TASK DIRECTIONS:
Images excluded, return every record exactly as it reads.

MATERIAL FOR THE TASK:
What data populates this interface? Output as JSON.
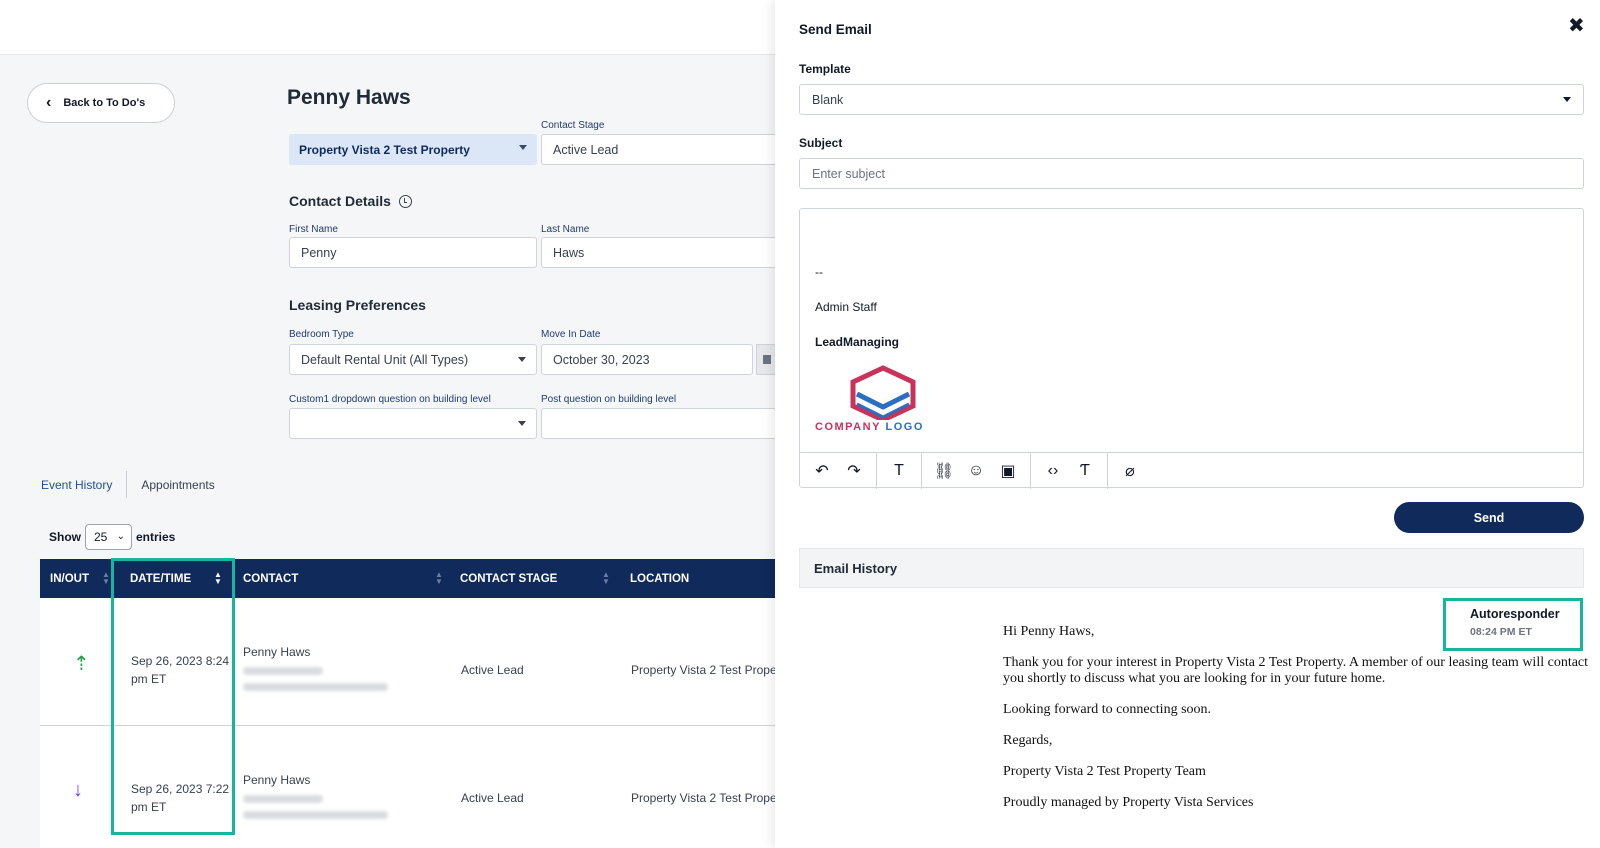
{
  "left": {
    "back_button": "Back to To Do's",
    "page_title": "Penny Haws",
    "property_select": "Property Vista 2 Test Property",
    "contact_stage": {
      "label": "Contact Stage",
      "value": "Active Lead"
    },
    "contact_details": {
      "title": "Contact Details",
      "first_name": {
        "label": "First Name",
        "value": "Penny"
      },
      "last_name": {
        "label": "Last Name",
        "value": "Haws"
      }
    },
    "leasing": {
      "title": "Leasing Preferences",
      "bedroom_type": {
        "label": "Bedroom Type",
        "value": "Default Rental Unit (All Types)"
      },
      "move_in": {
        "label": "Move In Date",
        "value": "October 30, 2023"
      },
      "custom1": {
        "label": "Custom1 dropdown question on building level",
        "value": ""
      },
      "post_question": {
        "label": "Post question on building level",
        "value": ""
      }
    },
    "tabs": [
      "Event History",
      "Appointments"
    ],
    "show": {
      "prefix": "Show",
      "value": "25",
      "suffix": "entries"
    },
    "columns": [
      "IN/OUT",
      "DATE/TIME",
      "CONTACT",
      "CONTACT STAGE",
      "LOCATION"
    ],
    "rows": [
      {
        "direction": "in",
        "date_line1": "Sep 26, 2023 8:24",
        "date_line2": "pm ET",
        "contact": "Penny Haws",
        "stage": "Active Lead",
        "location": "Property Vista 2 Test Prope"
      },
      {
        "direction": "out",
        "date_line1": "Sep 26, 2023 7:22",
        "date_line2": "pm ET",
        "contact": "Penny Haws",
        "stage": "Active Lead",
        "location": "Property Vista 2 Test Prope"
      }
    ]
  },
  "panel": {
    "title": "Send Email",
    "template": {
      "label": "Template",
      "value": "Blank"
    },
    "subject": {
      "label": "Subject",
      "placeholder": "Enter subject"
    },
    "signature": {
      "dashes": "--",
      "name": "Admin Staff",
      "company": "LeadManaging",
      "logo_text_1": "COMPANY",
      "logo_text_2": "LOGO"
    },
    "send_label": "Send",
    "history_title": "Email History",
    "autoresponder": {
      "label": "Autoresponder",
      "time": "08:24 PM ET"
    },
    "email_lines": [
      "Hi Penny Haws,",
      "Thank you for your interest in Property Vista 2 Test Property. A member of our leasing team will contact you shortly to discuss what you are looking for in your future home.",
      "Looking forward to connecting soon.",
      "Regards,",
      "Property Vista 2 Test Property Team",
      "Proudly managed by Property Vista Services"
    ]
  },
  "colors": {
    "navy": "#0f2a5b",
    "highlight": "#16b5a0"
  }
}
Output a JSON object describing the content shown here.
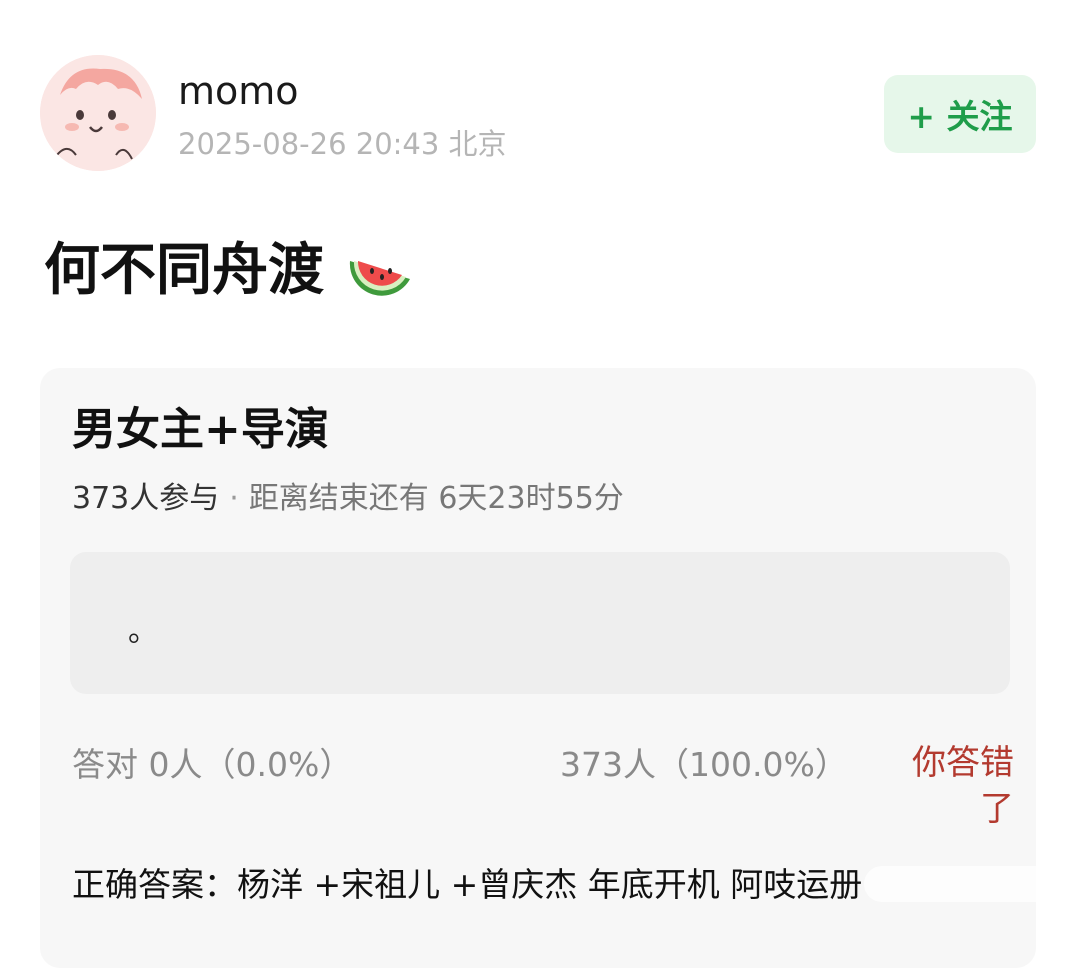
{
  "post": {
    "author": "momo",
    "meta": "2025-08-26 20:43  北京",
    "follow_label": "+ 关注",
    "text": "何不同舟渡",
    "text_emoji": "watermelon-emoji"
  },
  "poll": {
    "title": "男女主+导演",
    "participants": "373人参与",
    "separator": "·",
    "deadline": "距离结束还有 6天23时55分",
    "option_text": "。",
    "correct_stat": "答对  0人（0.0%）",
    "wrong_stat": "373人（100.0%）",
    "result_label": "你答错了",
    "answer": "正确答案：杨洋 +宋祖儿 +曾庆杰 年底开机 阿吱运册"
  },
  "colors": {
    "follow_bg": "#e6f7ea",
    "follow_text": "#1f9d4a",
    "wrong_text": "#b33a2f",
    "card_bg": "#f7f7f7"
  }
}
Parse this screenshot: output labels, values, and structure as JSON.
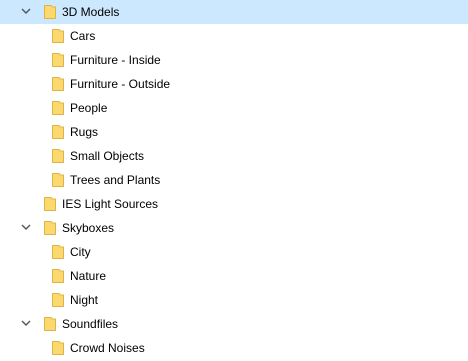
{
  "colors": {
    "selection": "#cce8ff",
    "folder_fill": "#fbd96e",
    "folder_edge": "#e1b347",
    "chevron": "#555555"
  },
  "icons": {
    "expanded": "chevron-down-icon",
    "folder": "folder-icon"
  },
  "tree": {
    "items": [
      {
        "label": "3D Models",
        "expanded": true,
        "selected": true
      },
      {
        "label": "Cars"
      },
      {
        "label": "Furniture - Inside"
      },
      {
        "label": "Furniture - Outside"
      },
      {
        "label": "People"
      },
      {
        "label": "Rugs"
      },
      {
        "label": "Small Objects"
      },
      {
        "label": "Trees and Plants"
      },
      {
        "label": "IES Light Sources"
      },
      {
        "label": "Skyboxes",
        "expanded": true
      },
      {
        "label": "City"
      },
      {
        "label": "Nature"
      },
      {
        "label": "Night"
      },
      {
        "label": "Soundfiles",
        "expanded": true
      },
      {
        "label": "Crowd Noises"
      }
    ]
  }
}
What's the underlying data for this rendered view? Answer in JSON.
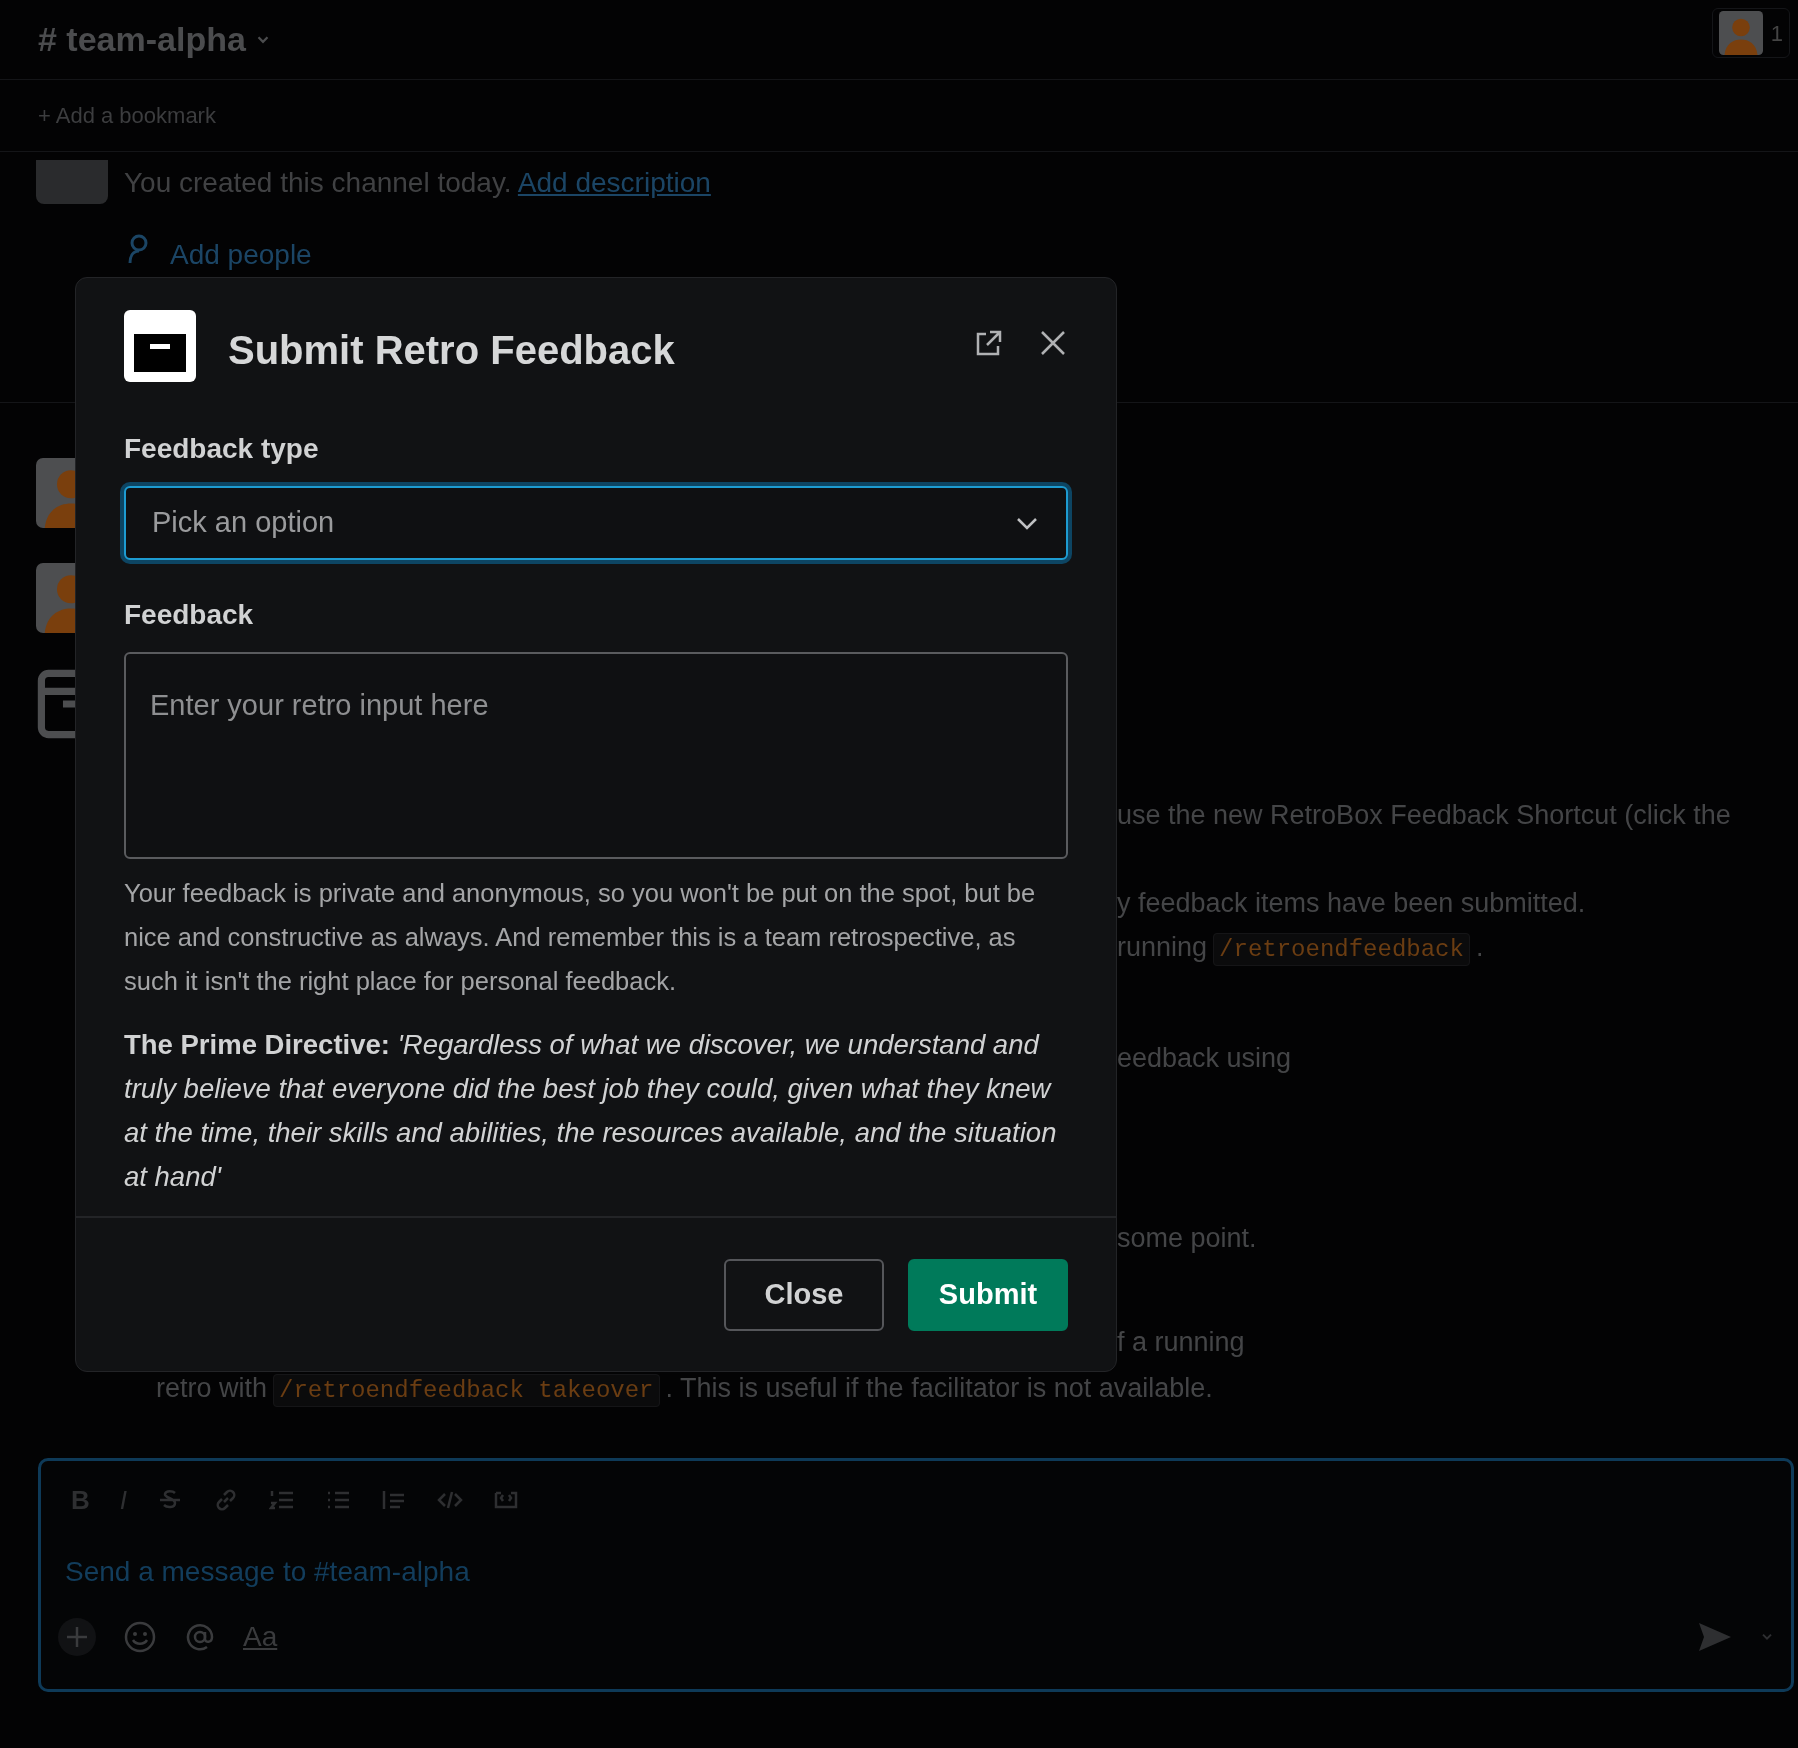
{
  "channel": {
    "prefix": "#",
    "name": "team-alpha",
    "member_count": "1"
  },
  "bookmark_bar": {
    "plus": "+",
    "label": "Add a bookmark"
  },
  "intro": {
    "text": "You created this channel today.",
    "link": "Add description",
    "add_people": "Add people"
  },
  "background_lines": [
    {
      "segments": [
        {
          "kind": "text",
          "text": "use the new RetroBox Feedback Shortcut (click the"
        }
      ]
    },
    {
      "segments": [
        {
          "kind": "text",
          "text": "y feedback items have been submitted."
        }
      ]
    },
    {
      "segments": [
        {
          "kind": "text",
          "text": "running"
        },
        {
          "kind": "code",
          "text": "/retroendfeedback"
        },
        {
          "kind": "text",
          "text": "."
        }
      ]
    },
    {
      "segments": [
        {
          "kind": "text",
          "text": "eedback using"
        }
      ]
    },
    {
      "segments": [
        {
          "kind": "text",
          "text": "some point."
        }
      ]
    },
    {
      "segments": [
        {
          "kind": "text",
          "text": "f a running"
        }
      ]
    },
    {
      "segments": [
        {
          "kind": "text",
          "text": "retro with"
        },
        {
          "kind": "code",
          "text": "/retroendfeedback takeover"
        },
        {
          "kind": "text",
          "text": ".  This is useful if the facilitator is not available."
        }
      ]
    }
  ],
  "modal": {
    "title": "Submit Retro Feedback",
    "fields": [
      {
        "kind": "select",
        "label": "Feedback type",
        "placeholder": "Pick an option",
        "focused": true
      },
      {
        "kind": "textarea",
        "label": "Feedback",
        "placeholder": "Enter your retro input here",
        "focused": false
      }
    ],
    "hint": "Your feedback is private and anonymous, so you won't be put on the spot, but be nice and constructive as always. And remember this is a team retrospective, as such it isn't the right place for personal feedback.",
    "directive": "**The Prime Directive:** *'Regardless of what we discover, we understand and truly believe that everyone did the best job they could, given what they knew at the time, their skills and abilities, the resources available, and the situation at hand'*",
    "buttons": [
      {
        "label": "Close",
        "kind": "secondary"
      },
      {
        "label": "Submit",
        "kind": "primary"
      }
    ]
  },
  "composer": {
    "format_letters": [
      "B",
      "I"
    ],
    "placeholder": "Send a message to #team-alpha",
    "text_format": "Aa"
  }
}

OUTPUT OF THE EXERCISE:
What data populates this interface? Output as JSON.
{
  "left": {
    "back_button": "Back to To Do's",
    "page_title": "Penny Haws",
    "property_select": "Property Vista 2 Test Property",
    "contact_stage": {
      "label": "Contact Stage",
      "value": "Active Lead"
    },
    "contact_details": {
      "title": "Contact Details",
      "first_name": {
        "label": "First Name",
        "value": "Penny"
      },
      "last_name": {
        "label": "Last Name",
        "value": "Haws"
      }
    },
    "leasing": {
      "title": "Leasing Preferences",
      "bedroom_type": {
        "label": "Bedroom Type",
        "value": "Default Rental Unit (All Types)"
      },
      "move_in": {
        "label": "Move In Date",
        "value": "October 30, 2023"
      },
      "custom1": {
        "label": "Custom1 dropdown question on building level",
        "value": ""
      },
      "post_question": {
        "label": "Post question on building level",
        "value": ""
      }
    },
    "tabs": [
      "Event History",
      "Appointments"
    ],
    "show": {
      "prefix": "Show",
      "value": "25",
      "suffix": "entries"
    },
    "columns": [
      "IN/OUT",
      "DATE/TIME",
      "CONTACT",
      "CONTACT STAGE",
      "LOCATION"
    ],
    "rows": [
      {
        "direction": "in",
        "date_line1": "Sep 26, 2023 8:24",
        "date_line2": "pm ET",
        "contact": "Penny Haws",
        "stage": "Active Lead",
        "location": "Property Vista 2 Test Prope"
      },
      {
        "direction": "out",
        "date_line1": "Sep 26, 2023 7:22",
        "date_line2": "pm ET",
        "contact": "Penny Haws",
        "stage": "Active Lead",
        "location": "Property Vista 2 Test Prope"
      }
    ]
  },
  "panel": {
    "title": "Send Email",
    "template": {
      "label": "Template",
      "value": "Blank"
    },
    "subject": {
      "label": "Subject",
      "placeholder": "Enter subject"
    },
    "signature": {
      "dashes": "--",
      "name": "Admin Staff",
      "company": "LeadManaging",
      "logo_text_1": "COMPANY",
      "logo_text_2": "LOGO"
    },
    "send_label": "Send",
    "history_title": "Email History",
    "autoresponder": {
      "label": "Autoresponder",
      "time": "08:24 PM ET"
    },
    "email_lines": [
      "Hi Penny Haws,",
      "Thank you for your interest in Property Vista 2 Test Property. A member of our leasing team will contact you shortly to discuss what you are looking for in your future home.",
      "Looking forward to connecting soon.",
      "Regards,",
      "Property Vista 2 Test Property Team",
      "Proudly managed by Property Vista Services"
    ]
  },
  "colors": {
    "navy": "#0f2a5b",
    "highlight": "#16b5a0"
  }
}
Output a JSON object describing the content shown here.
{
  "post": {
    "author": "momo",
    "meta": "2025-08-26 20:43  北京",
    "follow_label": "+ 关注",
    "text": "何不同舟渡",
    "text_emoji": "watermelon-emoji"
  },
  "poll": {
    "title": "男女主+导演",
    "participants": "373人参与",
    "separator": "·",
    "deadline": "距离结束还有 6天23时55分",
    "option_text": "。",
    "correct_stat": "答对  0人（0.0%）",
    "wrong_stat": "373人（100.0%）",
    "result_label": "你答错了",
    "answer": "正确答案：杨洋 +宋祖儿 +曾庆杰 年底开机 阿吱运册"
  },
  "colors": {
    "follow_bg": "#e6f7ea",
    "follow_text": "#1f9d4a",
    "wrong_text": "#b33a2f",
    "card_bg": "#f7f7f7"
  }
}
Parse this screenshot: output labels, values, and structure as JSON.
{
  "colors": {
    "selection": "#cce8ff",
    "folder_fill": "#fbd96e",
    "folder_edge": "#e1b347",
    "chevron": "#555555"
  },
  "icons": {
    "expanded": "chevron-down-icon",
    "folder": "folder-icon"
  },
  "tree": {
    "items": [
      {
        "label": "3D Models",
        "expanded": true,
        "selected": true
      },
      {
        "label": "Cars"
      },
      {
        "label": "Furniture - Inside"
      },
      {
        "label": "Furniture - Outside"
      },
      {
        "label": "People"
      },
      {
        "label": "Rugs"
      },
      {
        "label": "Small Objects"
      },
      {
        "label": "Trees and Plants"
      },
      {
        "label": "IES Light Sources"
      },
      {
        "label": "Skyboxes",
        "expanded": true
      },
      {
        "label": "City"
      },
      {
        "label": "Nature"
      },
      {
        "label": "Night"
      },
      {
        "label": "Soundfiles",
        "expanded": true
      },
      {
        "label": "Crowd Noises"
      }
    ]
  }
}
What's the underlying data for this rendered view? Answer in JSON.
{
  "channel": {
    "prefix": "#",
    "name": "team-alpha",
    "member_count": "1"
  },
  "bookmark_bar": {
    "plus": "+",
    "label": "Add a bookmark"
  },
  "intro": {
    "text": "You created this channel today.",
    "link": "Add description",
    "add_people": "Add people"
  },
  "background_lines": [
    {
      "segments": [
        {
          "kind": "text",
          "text": "use the new RetroBox Feedback Shortcut (click the"
        }
      ]
    },
    {
      "segments": [
        {
          "kind": "text",
          "text": "y feedback items have been submitted."
        }
      ]
    },
    {
      "segments": [
        {
          "kind": "text",
          "text": "running"
        },
        {
          "kind": "code",
          "text": "/retroendfeedback"
        },
        {
          "kind": "text",
          "text": "."
        }
      ]
    },
    {
      "segments": [
        {
          "kind": "text",
          "text": "eedback using"
        }
      ]
    },
    {
      "segments": [
        {
          "kind": "text",
          "text": "some point."
        }
      ]
    },
    {
      "segments": [
        {
          "kind": "text",
          "text": "f a running"
        }
      ]
    },
    {
      "segments": [
        {
          "kind": "text",
          "text": "retro with"
        },
        {
          "kind": "code",
          "text": "/retroendfeedback takeover"
        },
        {
          "kind": "text",
          "text": ".  This is useful if the facilitator is not available."
        }
      ]
    }
  ],
  "modal": {
    "title": "Submit Retro Feedback",
    "fields": [
      {
        "kind": "select",
        "label": "Feedback type",
        "placeholder": "Pick an option",
        "focused": true
      },
      {
        "kind": "textarea",
        "label": "Feedback",
        "placeholder": "Enter your retro input here",
        "focused": false
      }
    ],
    "hint": "Your feedback is private and anonymous, so you won't be put on the spot, but be nice and constructive as always. And remember this is a team retrospective, as such it isn't the right place for personal feedback.",
    "directive": "**The Prime Directive:** *'Regardless of what we discover, we understand and truly believe that everyone did the best job they could, given what they knew at the time, their skills and abilities, the resources available, and the situation at hand'*",
    "buttons": [
      {
        "label": "Close",
        "kind": "secondary"
      },
      {
        "label": "Submit",
        "kind": "primary"
      }
    ]
  },
  "composer": {
    "format_letters": [
      "B",
      "I"
    ],
    "placeholder": "Send a message to #team-alpha",
    "text_format": "Aa"
  }
}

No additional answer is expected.